Ok, so your routine is predictable, your students have a chance to engage mentally and physically during circle time, and it’s not too long… but that child is still disruptive. What do you do now? That’s going to depend on the child, the amount of support you have from other adults, and your physical space, but here are some tips.
1. Stay calm. Above all else do not slip into the midset that the child is manipulating you. The child is trying to get thier needs met. That might be a need to move, to be more stimulated or something else. What they aren’t doing is trying to piss you off. This is by far the most important tip for how to handle a disruptive child during circle time.
2.Proximity. Bring the child close to you, close enough that you can quietly help them stay on track.
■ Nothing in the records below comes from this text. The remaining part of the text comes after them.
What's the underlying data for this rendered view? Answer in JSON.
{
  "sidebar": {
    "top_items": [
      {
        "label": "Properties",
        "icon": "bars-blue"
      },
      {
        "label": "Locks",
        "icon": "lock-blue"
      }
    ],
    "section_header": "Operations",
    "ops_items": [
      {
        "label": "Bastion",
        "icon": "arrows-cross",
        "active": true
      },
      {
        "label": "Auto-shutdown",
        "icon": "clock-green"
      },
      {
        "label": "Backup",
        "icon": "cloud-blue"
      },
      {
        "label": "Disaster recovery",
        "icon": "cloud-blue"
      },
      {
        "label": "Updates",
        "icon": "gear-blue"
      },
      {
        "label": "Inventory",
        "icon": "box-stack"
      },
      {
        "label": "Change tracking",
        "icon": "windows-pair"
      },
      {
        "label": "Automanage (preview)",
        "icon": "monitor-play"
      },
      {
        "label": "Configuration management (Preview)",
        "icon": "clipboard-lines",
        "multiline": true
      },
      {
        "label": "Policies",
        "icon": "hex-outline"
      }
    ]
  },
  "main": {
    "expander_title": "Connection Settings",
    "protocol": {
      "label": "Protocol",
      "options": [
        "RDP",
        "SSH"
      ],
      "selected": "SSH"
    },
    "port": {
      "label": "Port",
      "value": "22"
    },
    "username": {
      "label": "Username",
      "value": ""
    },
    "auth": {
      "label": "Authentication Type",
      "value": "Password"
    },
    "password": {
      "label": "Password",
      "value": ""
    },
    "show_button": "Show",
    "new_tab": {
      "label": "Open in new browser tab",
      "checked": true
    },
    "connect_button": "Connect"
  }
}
Sometimes having a teacher physically close is all the child needs to help regulate more effectively. This only works though if you are a calming presence. If you aren’t calm find another adult who is and ask them to sit close by to provide this support.
3. Engage the child. While intentional ignoring can be very effective at times, in my experience disruptive behavior at circle will escalate if you ignore it. I ignore things like wiggling, and some side conversations, but actual disruptive behavior can often be addressed with a little engagement. Making eye contact, giving thumbs up and inviting children to be a part of the lesson isn’t rewarding bad behavior, it’s getting children back on track. ” Felix I see you are trying to chat with Christopher, can you help me with this lesson? Come see what shape you can make with these two triangles.”
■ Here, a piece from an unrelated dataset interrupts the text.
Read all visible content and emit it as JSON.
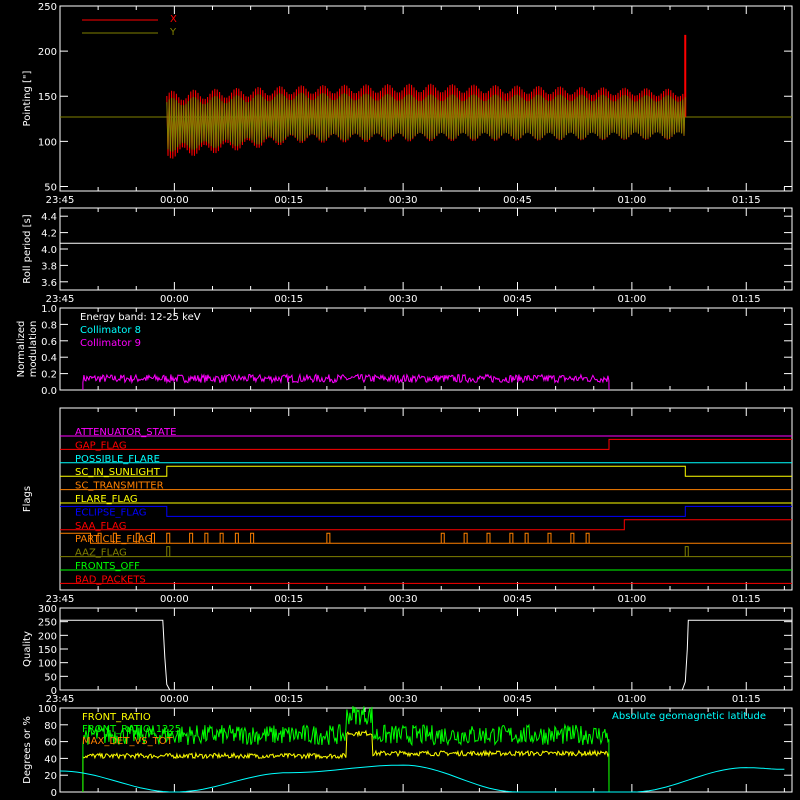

4. Abandon the lesson. Get up, play the hokey pokey or simon says. It’s ok to have bad days and to regroup. If this happens often go back and re-assess your routine, it’s probably too long, and you need to make a routine that works for your group which might mean doing it at a different time of day, changing the order of the routine, or even splitting it into two shorter but more successful group times. Be creative!
Let me say this, only remove the child if it’s a must. I have only resorted to this a handful of times in decades of teaching, and it has always been because of violence. If a child gets violent you must remove them from the area where they could potentially harm your other students. Remember the A goal? To learn how to effectively work in a group? If we remove kids for minor disruptions we aren’t going to ever meet this goal. Try your best to deal with disruptions at circle, no one is expecting you to have a perfect class of quiet children , sitting still, and always waiting for you to call on them to speak. These are preschoolers, they are learning and we need to give them the space to learn and to be guided and taught. That won’t look perfect, but it will help us get your students to that goal.
For more information about behavior management in early childhood education check out these articles.
Ruthie Granger says
Thank you for this article! I have been struggling as of late with my circle time, as my classroom as grown quickly in a short period of time. I have a 3 year old Blended setting (which was originally supposed to be 7 typical developing students and 7 students identified with a disability, but my class is now up to 17 and growing). I am trying to balance the readiness of my typical developing students (whose parents are educators) with my students who have not had the experience or exposure to a structured environment. Currently, the staffing is me and my paraprofessional, so adult hands are limited, at this time and thus part of the struggle. Your article provided me with a renewed perspective…….especially #5 about perspective…..I need to go back and focus on Goal A! I can work on the other things (Goal B) in small group and provide more targeted instruction to meet the needs of each student at their development readiness level. Thank you again!!
Allison McDonald says
I am so happy to help. How is it going now?